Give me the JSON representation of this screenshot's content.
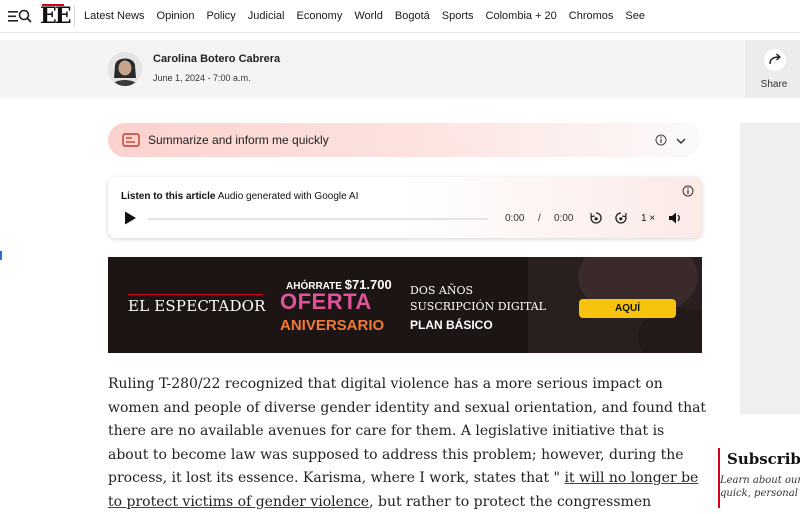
{
  "nav": {
    "logo": "EE",
    "links": [
      "Latest News",
      "Opinion",
      "Policy",
      "Judicial",
      "Economy",
      "World",
      "Bogotá",
      "Sports",
      "Colombia + 20",
      "Chromos",
      "See"
    ]
  },
  "author": {
    "name": "Carolina Botero Cabrera",
    "date": "June 1, 2024 - 7:00 a.m.",
    "share_label": "Share"
  },
  "summarize": {
    "label": "Summarize and inform me quickly"
  },
  "audio": {
    "title": "Listen to this article",
    "subtitle": "Audio generated with Google AI",
    "current_time": "0:00",
    "separator": "/",
    "total_time": "0:00",
    "speed": "1 ×"
  },
  "ad": {
    "brand": "EL ESPECTADOR",
    "save_prefix": "AHÓRRATE",
    "save_amount": "$71.700",
    "offer_line1": "OFERTA",
    "offer_line2": "ANIVERSARIO",
    "right_line1": "DOS AÑOS",
    "right_line2": "SUSCRIPCIÓN DIGITAL",
    "right_line3": "PLAN BÁSICO",
    "cta": "AQUÍ"
  },
  "article": {
    "text_before_quote": "Ruling T-280/22 recognized that digital violence has a more serious impact on women and people of diverse gender identity and sexual orientation, and found that there are no available avenues for care for them. A legislative initiative that is about to become law was supposed to address this problem; however, during the process, it lost its essence. Karisma, where I work, states that \" ",
    "quote": "it will no longer be to protect victims of gender violence",
    "text_after_quote": ", but rather to protect the congressmen"
  },
  "subscribe": {
    "title": "Subscribe",
    "desc_line1": "Learn about our",
    "desc_line2": "quick, personal"
  },
  "colors": {
    "brand_red": "#d6001c",
    "cta_yellow": "#f6c40c",
    "offer_pink": "#e0539a",
    "offer_orange": "#f07a3a"
  }
}
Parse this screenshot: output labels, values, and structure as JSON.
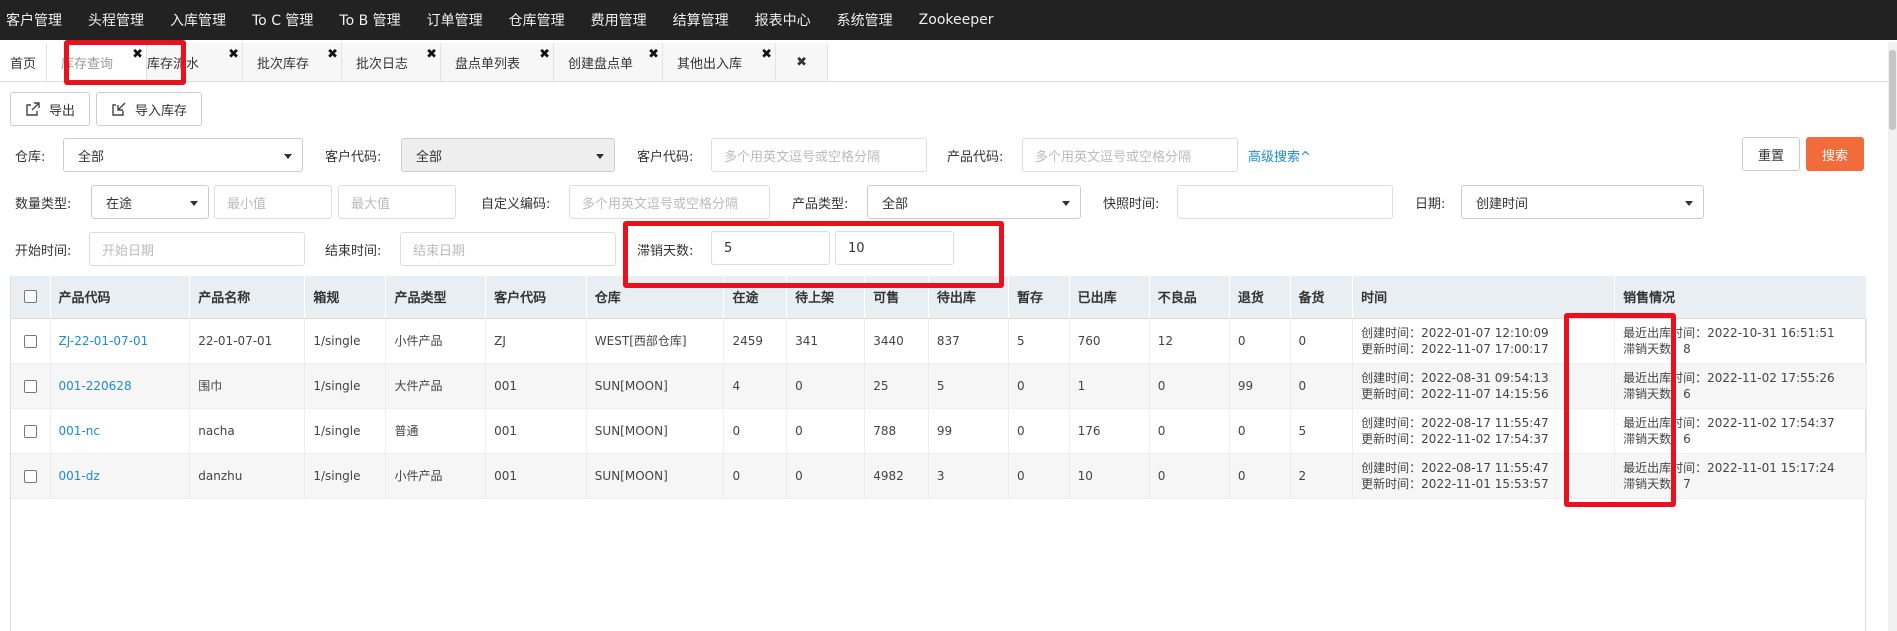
{
  "topnav": [
    "客户管理",
    "头程管理",
    "入库管理",
    "To C 管理",
    "To B 管理",
    "订单管理",
    "仓库管理",
    "费用管理",
    "结算管理",
    "报表中心",
    "系统管理",
    "Zookeeper"
  ],
  "tabs": {
    "home": "首页",
    "items": [
      "库存查询",
      "库存流水",
      "批次库存",
      "批次日志",
      "盘点单列表",
      "创建盘点单",
      "其他出入库"
    ],
    "close_glyph": "✖"
  },
  "toolbar": {
    "export": "导出",
    "import": "导入库存"
  },
  "filters": {
    "warehouse_label": "仓库:",
    "warehouse_value": "全部",
    "customer_code_label": "客户代码:",
    "customer_code_select": "全部",
    "customer_code2_label": "客户代码:",
    "customer_code2_placeholder": "多个用英文逗号或空格分隔",
    "product_code_label": "产品代码:",
    "product_code_placeholder": "多个用英文逗号或空格分隔",
    "advanced_search": "高级搜索^",
    "reset": "重置",
    "search": "搜索",
    "qty_type_label": "数量类型:",
    "qty_type_value": "在途",
    "min_placeholder": "最小值",
    "max_placeholder": "最大值",
    "custom_code_label": "自定义编码:",
    "custom_code_placeholder": "多个用英文逗号或空格分隔",
    "product_type_label": "产品类型:",
    "product_type_value": "全部",
    "snapshot_label": "快照时间:",
    "date_label": "日期:",
    "date_value": "创建时间",
    "start_label": "开始时间:",
    "start_placeholder": "开始日期",
    "end_label": "结束时间:",
    "end_placeholder": "结束日期",
    "stagnant_label": "滞销天数:",
    "stagnant_min": "5",
    "stagnant_max": "10"
  },
  "table": {
    "headers": [
      "产品代码",
      "产品名称",
      "箱规",
      "产品类型",
      "客户代码",
      "仓库",
      "在途",
      "待上架",
      "可售",
      "待出库",
      "暂存",
      "已出库",
      "不良品",
      "退货",
      "备货",
      "时间",
      "销售情况"
    ],
    "rows": [
      {
        "code": "ZJ-22-01-07-01",
        "name": "22-01-07-01",
        "spec": "1/single",
        "type": "小件产品",
        "customer": "ZJ",
        "warehouse": "WEST[西部仓库]",
        "in_transit": "2459",
        "to_shelve": "341",
        "sellable": "3440",
        "to_ship": "837",
        "temp": "5",
        "shipped": "760",
        "defective": "12",
        "returned": "0",
        "stock_prep": "0",
        "time1": "创建时间：2022-01-07 12:10:09",
        "time2": "更新时间：2022-11-07 17:00:17",
        "sale1": "最近出库时间：2022-10-31 16:51:51",
        "sale2": "滞销天数：8"
      },
      {
        "code": "001-220628",
        "name": "围巾",
        "spec": "1/single",
        "type": "大件产品",
        "customer": "001",
        "warehouse": "SUN[MOON]",
        "in_transit": "4",
        "to_shelve": "0",
        "sellable": "25",
        "to_ship": "5",
        "temp": "0",
        "shipped": "1",
        "defective": "0",
        "returned": "99",
        "stock_prep": "0",
        "time1": "创建时间：2022-08-31 09:54:13",
        "time2": "更新时间：2022-11-07 14:15:56",
        "sale1": "最近出库时间：2022-11-02 17:55:26",
        "sale2": "滞销天数：6"
      },
      {
        "code": "001-nc",
        "name": "nacha",
        "spec": "1/single",
        "type": "普通",
        "customer": "001",
        "warehouse": "SUN[MOON]",
        "in_transit": "0",
        "to_shelve": "0",
        "sellable": "788",
        "to_ship": "99",
        "temp": "0",
        "shipped": "176",
        "defective": "0",
        "returned": "0",
        "stock_prep": "5",
        "time1": "创建时间：2022-08-17 11:55:47",
        "time2": "更新时间：2022-11-02 17:54:37",
        "sale1": "最近出库时间：2022-11-02 17:54:37",
        "sale2": "滞销天数：6"
      },
      {
        "code": "001-dz",
        "name": "danzhu",
        "spec": "1/single",
        "type": "小件产品",
        "customer": "001",
        "warehouse": "SUN[MOON]",
        "in_transit": "0",
        "to_shelve": "0",
        "sellable": "4982",
        "to_ship": "3",
        "temp": "0",
        "shipped": "10",
        "defective": "0",
        "returned": "0",
        "stock_prep": "2",
        "time1": "创建时间：2022-08-17 11:55:47",
        "time2": "更新时间：2022-11-01 15:53:57",
        "sale1": "最近出库时间：2022-11-01 15:17:24",
        "sale2": "滞销天数：7"
      }
    ]
  },
  "colors": {
    "nav_bg": "#222222",
    "search_btn": "#f26b3a",
    "link": "#1a8bd6",
    "highlight": "#e8121c"
  }
}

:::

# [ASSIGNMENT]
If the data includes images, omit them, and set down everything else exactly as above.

# [FINAL ANSWER]
Give me the JSON representation of this screenshot's content.
{
  "nav": {
    "logo": "EE",
    "links": [
      "Latest News",
      "Opinion",
      "Policy",
      "Judicial",
      "Economy",
      "World",
      "Bogotá",
      "Sports",
      "Colombia + 20",
      "Chromos",
      "See"
    ]
  },
  "author": {
    "name": "Carolina Botero Cabrera",
    "date": "June 1, 2024 - 7:00 a.m.",
    "share_label": "Share"
  },
  "summarize": {
    "label": "Summarize and inform me quickly"
  },
  "audio": {
    "title": "Listen to this article",
    "subtitle": "Audio generated with Google AI",
    "current_time": "0:00",
    "separator": "/",
    "total_time": "0:00",
    "speed": "1 ×"
  },
  "ad": {
    "brand": "EL ESPECTADOR",
    "save_prefix": "AHÓRRATE",
    "save_amount": "$71.700",
    "offer_line1": "OFERTA",
    "offer_line2": "ANIVERSARIO",
    "right_line1": "DOS AÑOS",
    "right_line2": "SUSCRIPCIÓN DIGITAL",
    "right_line3": "PLAN BÁSICO",
    "cta": "AQUÍ"
  },
  "article": {
    "text_before_quote": "Ruling T-280/22 recognized that digital violence has a more serious impact on women and people of diverse gender identity and sexual orientation, and found that there are no available avenues for care for them. A legislative initiative that is about to become law was supposed to address this problem; however, during the process, it lost its essence. Karisma, where I work, states that \" ",
    "quote": "it will no longer be to protect victims of gender violence",
    "text_after_quote": ", but rather to protect the congressmen"
  },
  "subscribe": {
    "title": "Subscribe",
    "desc_line1": "Learn about our",
    "desc_line2": "quick, personal"
  },
  "colors": {
    "brand_red": "#d6001c",
    "cta_yellow": "#f6c40c",
    "offer_pink": "#e0539a",
    "offer_orange": "#f07a3a"
  }
}
Parse this screenshot: output labels, values, and structure as JSON.
{
  "topnav": [
    "客户管理",
    "头程管理",
    "入库管理",
    "To C 管理",
    "To B 管理",
    "订单管理",
    "仓库管理",
    "费用管理",
    "结算管理",
    "报表中心",
    "系统管理",
    "Zookeeper"
  ],
  "tabs": {
    "home": "首页",
    "items": [
      "库存查询",
      "库存流水",
      "批次库存",
      "批次日志",
      "盘点单列表",
      "创建盘点单",
      "其他出入库"
    ],
    "close_glyph": "✖"
  },
  "toolbar": {
    "export": "导出",
    "import": "导入库存"
  },
  "filters": {
    "warehouse_label": "仓库:",
    "warehouse_value": "全部",
    "customer_code_label": "客户代码:",
    "customer_code_select": "全部",
    "customer_code2_label": "客户代码:",
    "customer_code2_placeholder": "多个用英文逗号或空格分隔",
    "product_code_label": "产品代码:",
    "product_code_placeholder": "多个用英文逗号或空格分隔",
    "advanced_search": "高级搜索^",
    "reset": "重置",
    "search": "搜索",
    "qty_type_label": "数量类型:",
    "qty_type_value": "在途",
    "min_placeholder": "最小值",
    "max_placeholder": "最大值",
    "custom_code_label": "自定义编码:",
    "custom_code_placeholder": "多个用英文逗号或空格分隔",
    "product_type_label": "产品类型:",
    "product_type_value": "全部",
    "snapshot_label": "快照时间:",
    "date_label": "日期:",
    "date_value": "创建时间",
    "start_label": "开始时间:",
    "start_placeholder": "开始日期",
    "end_label": "结束时间:",
    "end_placeholder": "结束日期",
    "stagnant_label": "滞销天数:",
    "stagnant_min": "5",
    "stagnant_max": "10"
  },
  "table": {
    "headers": [
      "产品代码",
      "产品名称",
      "箱规",
      "产品类型",
      "客户代码",
      "仓库",
      "在途",
      "待上架",
      "可售",
      "待出库",
      "暂存",
      "已出库",
      "不良品",
      "退货",
      "备货",
      "时间",
      "销售情况"
    ],
    "rows": [
      {
        "code": "ZJ-22-01-07-01",
        "name": "22-01-07-01",
        "spec": "1/single",
        "type": "小件产品",
        "customer": "ZJ",
        "warehouse": "WEST[西部仓库]",
        "in_transit": "2459",
        "to_shelve": "341",
        "sellable": "3440",
        "to_ship": "837",
        "temp": "5",
        "shipped": "760",
        "defective": "12",
        "returned": "0",
        "stock_prep": "0",
        "time1": "创建时间：2022-01-07 12:10:09",
        "time2": "更新时间：2022-11-07 17:00:17",
        "sale1": "最近出库时间：2022-10-31 16:51:51",
        "sale2": "滞销天数：8"
      },
      {
        "code": "001-220628",
        "name": "围巾",
        "spec": "1/single",
        "type": "大件产品",
        "customer": "001",
        "warehouse": "SUN[MOON]",
        "in_transit": "4",
        "to_shelve": "0",
        "sellable": "25",
        "to_ship": "5",
        "temp": "0",
        "shipped": "1",
        "defective": "0",
        "returned": "99",
        "stock_prep": "0",
        "time1": "创建时间：2022-08-31 09:54:13",
        "time2": "更新时间：2022-11-07 14:15:56",
        "sale1": "最近出库时间：2022-11-02 17:55:26",
        "sale2": "滞销天数：6"
      },
      {
        "code": "001-nc",
        "name": "nacha",
        "spec": "1/single",
        "type": "普通",
        "customer": "001",
        "warehouse": "SUN[MOON]",
        "in_transit": "0",
        "to_shelve": "0",
        "sellable": "788",
        "to_ship": "99",
        "temp": "0",
        "shipped": "176",
        "defective": "0",
        "returned": "0",
        "stock_prep": "5",
        "time1": "创建时间：2022-08-17 11:55:47",
        "time2": "更新时间：2022-11-02 17:54:37",
        "sale1": "最近出库时间：2022-11-02 17:54:37",
        "sale2": "滞销天数：6"
      },
      {
        "code": "001-dz",
        "name": "danzhu",
        "spec": "1/single",
        "type": "小件产品",
        "customer": "001",
        "warehouse": "SUN[MOON]",
        "in_transit": "0",
        "to_shelve": "0",
        "sellable": "4982",
        "to_ship": "3",
        "temp": "0",
        "shipped": "10",
        "defective": "0",
        "returned": "0",
        "stock_prep": "2",
        "time1": "创建时间：2022-08-17 11:55:47",
        "time2": "更新时间：2022-11-01 15:53:57",
        "sale1": "最近出库时间：2022-11-01 15:17:24",
        "sale2": "滞销天数：7"
      }
    ]
  },
  "colors": {
    "nav_bg": "#222222",
    "search_btn": "#f26b3a",
    "link": "#1a8bd6",
    "highlight": "#e8121c"
  }
}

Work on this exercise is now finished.